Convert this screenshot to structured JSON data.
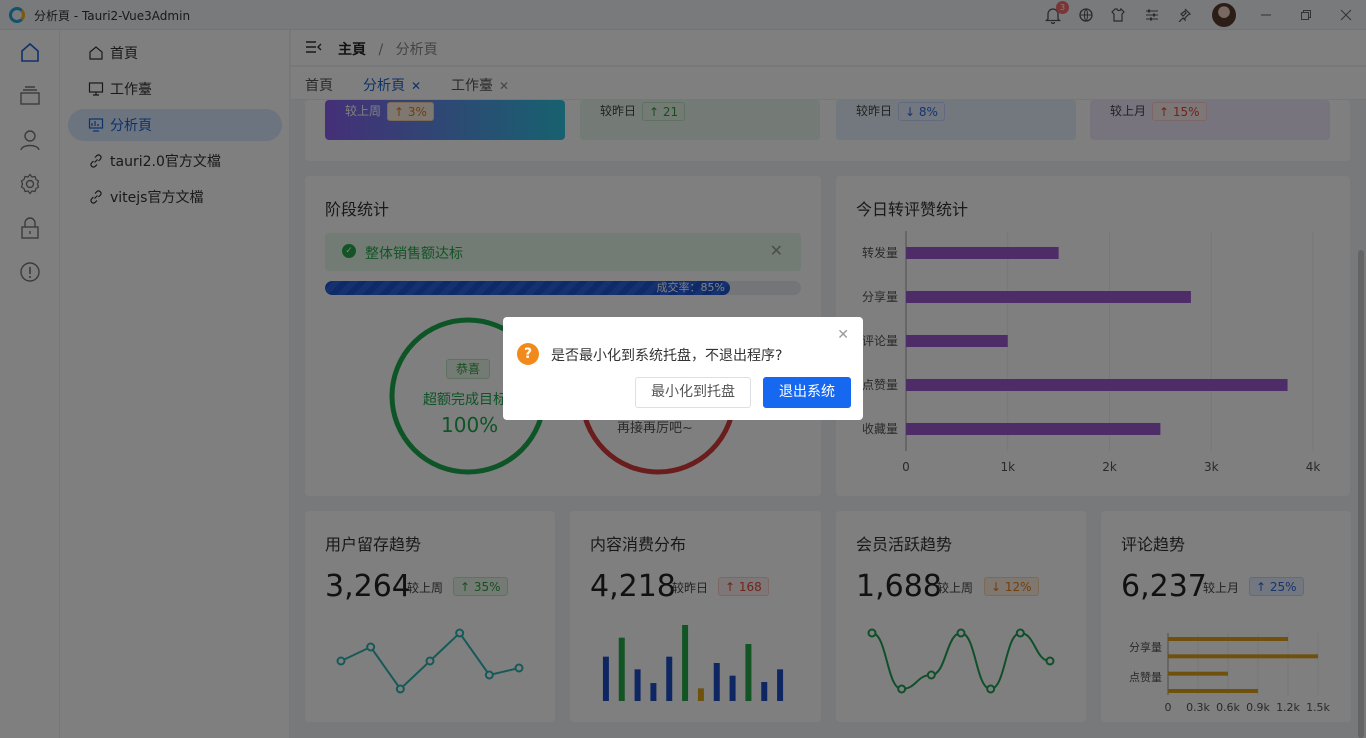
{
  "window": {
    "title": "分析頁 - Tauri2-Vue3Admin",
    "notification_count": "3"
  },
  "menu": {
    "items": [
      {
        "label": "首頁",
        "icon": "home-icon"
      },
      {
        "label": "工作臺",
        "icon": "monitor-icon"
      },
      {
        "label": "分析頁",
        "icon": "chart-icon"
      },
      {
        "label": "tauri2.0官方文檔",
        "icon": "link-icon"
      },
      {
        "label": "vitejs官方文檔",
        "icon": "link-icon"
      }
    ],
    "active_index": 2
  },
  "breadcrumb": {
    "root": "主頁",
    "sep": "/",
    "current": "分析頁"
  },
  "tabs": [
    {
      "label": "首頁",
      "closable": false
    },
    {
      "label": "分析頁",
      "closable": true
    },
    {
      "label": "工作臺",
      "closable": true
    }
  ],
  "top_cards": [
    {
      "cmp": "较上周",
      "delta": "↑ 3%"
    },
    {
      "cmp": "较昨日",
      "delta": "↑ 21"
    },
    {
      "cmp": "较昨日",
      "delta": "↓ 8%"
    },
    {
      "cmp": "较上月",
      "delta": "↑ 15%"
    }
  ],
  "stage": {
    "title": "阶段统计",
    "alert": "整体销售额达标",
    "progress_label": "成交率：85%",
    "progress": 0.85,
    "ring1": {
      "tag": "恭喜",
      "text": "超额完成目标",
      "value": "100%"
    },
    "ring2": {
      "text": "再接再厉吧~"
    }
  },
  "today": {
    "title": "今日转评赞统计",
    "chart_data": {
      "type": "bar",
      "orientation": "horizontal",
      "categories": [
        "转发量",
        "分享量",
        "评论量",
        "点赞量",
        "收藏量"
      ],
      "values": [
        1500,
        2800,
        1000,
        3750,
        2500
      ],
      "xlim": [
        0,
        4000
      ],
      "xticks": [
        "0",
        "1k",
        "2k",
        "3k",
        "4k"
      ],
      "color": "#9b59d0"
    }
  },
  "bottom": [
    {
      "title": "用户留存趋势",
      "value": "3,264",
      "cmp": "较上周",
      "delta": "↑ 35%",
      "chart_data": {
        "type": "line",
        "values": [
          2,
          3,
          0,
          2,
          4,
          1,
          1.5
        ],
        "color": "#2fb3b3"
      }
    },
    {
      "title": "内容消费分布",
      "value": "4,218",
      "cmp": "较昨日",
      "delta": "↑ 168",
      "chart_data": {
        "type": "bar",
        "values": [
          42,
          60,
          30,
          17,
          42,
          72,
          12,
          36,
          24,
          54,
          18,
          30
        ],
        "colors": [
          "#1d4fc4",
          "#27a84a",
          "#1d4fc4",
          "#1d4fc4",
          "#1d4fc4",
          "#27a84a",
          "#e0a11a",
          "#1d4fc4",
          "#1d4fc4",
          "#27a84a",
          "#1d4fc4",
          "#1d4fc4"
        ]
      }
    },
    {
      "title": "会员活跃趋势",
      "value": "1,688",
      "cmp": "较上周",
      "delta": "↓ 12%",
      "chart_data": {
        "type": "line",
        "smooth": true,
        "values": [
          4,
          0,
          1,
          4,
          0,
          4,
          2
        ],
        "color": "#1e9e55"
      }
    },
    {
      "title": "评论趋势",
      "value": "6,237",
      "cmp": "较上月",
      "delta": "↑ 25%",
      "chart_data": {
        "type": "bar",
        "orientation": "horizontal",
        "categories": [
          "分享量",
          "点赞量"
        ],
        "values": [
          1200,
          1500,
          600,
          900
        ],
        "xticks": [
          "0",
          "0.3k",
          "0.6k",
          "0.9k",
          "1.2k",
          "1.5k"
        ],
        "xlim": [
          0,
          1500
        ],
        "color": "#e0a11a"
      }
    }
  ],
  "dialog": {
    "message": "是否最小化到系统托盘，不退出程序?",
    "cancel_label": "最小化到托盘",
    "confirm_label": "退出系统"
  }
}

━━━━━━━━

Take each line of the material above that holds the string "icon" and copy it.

* **SOLUTION**
        "icon": "home-icon"
        "icon": "monitor-icon"
        "icon": "chart-icon"
        "icon": "link-icon"
        "icon": "link-icon"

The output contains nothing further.